Recovery practice is one of the best ways to do this and here are some notes I collected from an education expert. Doug Lemov On the subject, clearly in the student-teacher context, but it easily transfers to the coach-player.
As mentioned in my previous post, forgetting has the seeds of its own solution.
If you ask students to remember what they learned yesterday, they will struggle to remember but once they succeed, that struggle will encode the content deeper in their long-term memory and they will remember a little more and forget a little less quickly.
You should ask students to draw information from long-term memory which helps them to remember for a longer period of time and with more accuracy.
Each time they need to retrieve, it makes it easier for them to remember this knowledge when needed as it strengthens the connection with previous learning and the ability to apply it in different contexts.

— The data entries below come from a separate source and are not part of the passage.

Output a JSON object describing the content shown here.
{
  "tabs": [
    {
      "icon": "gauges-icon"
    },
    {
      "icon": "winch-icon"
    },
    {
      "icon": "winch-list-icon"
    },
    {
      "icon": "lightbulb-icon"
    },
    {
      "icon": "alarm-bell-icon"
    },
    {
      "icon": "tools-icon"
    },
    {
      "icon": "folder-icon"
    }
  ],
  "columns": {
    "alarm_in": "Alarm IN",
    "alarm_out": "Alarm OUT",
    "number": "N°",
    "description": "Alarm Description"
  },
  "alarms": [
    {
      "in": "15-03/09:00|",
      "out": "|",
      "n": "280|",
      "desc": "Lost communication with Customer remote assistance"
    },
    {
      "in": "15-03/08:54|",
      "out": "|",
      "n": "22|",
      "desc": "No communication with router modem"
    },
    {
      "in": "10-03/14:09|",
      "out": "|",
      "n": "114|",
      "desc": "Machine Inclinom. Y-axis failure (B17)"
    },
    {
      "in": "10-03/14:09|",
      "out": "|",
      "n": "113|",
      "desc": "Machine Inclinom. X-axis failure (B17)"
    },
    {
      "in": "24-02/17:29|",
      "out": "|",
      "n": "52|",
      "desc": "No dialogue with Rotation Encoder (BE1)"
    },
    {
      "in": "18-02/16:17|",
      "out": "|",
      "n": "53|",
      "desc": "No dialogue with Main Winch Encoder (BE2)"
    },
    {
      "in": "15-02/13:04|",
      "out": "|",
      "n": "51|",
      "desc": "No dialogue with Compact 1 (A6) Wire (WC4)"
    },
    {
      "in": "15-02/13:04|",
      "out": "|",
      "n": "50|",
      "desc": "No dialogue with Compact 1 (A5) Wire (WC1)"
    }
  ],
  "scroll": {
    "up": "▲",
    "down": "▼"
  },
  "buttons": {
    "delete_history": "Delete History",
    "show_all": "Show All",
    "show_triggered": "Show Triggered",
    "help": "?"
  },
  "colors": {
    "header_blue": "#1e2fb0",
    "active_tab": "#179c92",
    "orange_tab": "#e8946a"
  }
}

The best time to recover is when you start forgetting it and we now know that forgetting starts immediately, start recovering as soon as you learn the materials, then again a day or a few days later – each time with an addition. Fun and engaging questions or teaching aids.
In the football world, coaches can divide 3 hours per week into 2 separate occasions to present content so group chats can be used for the time between training sessions using different teaching methods (pictures, infographics, vision, etc.).
A very important note to remember is to keep the retrieval practice exactly the same, practice it, mark it for accuracy or without embarrassment to forget the material but with immediate response – it is only used to let the teacher and student know where their current level of understanding is. Which can guide the teacher to the student for relevant information on future recovery opportunities.
Students remember more about what they are learning if they need to think about the meaning so ask them to answer questions that make them think of the content in a different context, applying vocabulary specific words in different ways and settings, where the same meaning can be changed to words / actions.
Use recovery exercises regularly so that it is not surprising, encourage students to try and put in a faster memory.
Other retrieval practice methods include studying with a flashcard, answering tests for comprehension, weekly cumulative quizzes, mid-text puzzles where the teacher allows students to take notes on what has just been said, and brain dumps (this is a must blog!) Where they do everything. Writes. Can remember any subject.
Whichever mode you choose is not an issue but make sure to differentiate them to help them transfer things they know in different contexts.
True recovery practice is a closed book so it is not used as a “study” where students just re-read the material – it should be effortless and, at times, a struggle.
Use spacing bouts (small pieces of learning and large chunks of content all ingested at once) because the brain actually needs hours or days, to reinforce / cement new knowledge and commit it to long-term memory.
Returning to the forgetting curve, each recurring result of the recovery remembers the long-term meaning they can now go a long way between each round of recovery.
To create a recovery progression just create each 3rd question on the problem set in the previous title, allowing you to continue scaling the content until you have completed it all.
You should also build quizzes around the current and previous content and create every second problem in their class and homework from today’s content, 2 problems from the content of the previous lesson and another 2 problems from the previous content.
Finally the last teaching aid you can use is the retrieval grid where each question has its own color depending on how long the content is as it was covered after the dark color (black / old to white / current) where students try to complete the grid. Likes to do, especially darker sections.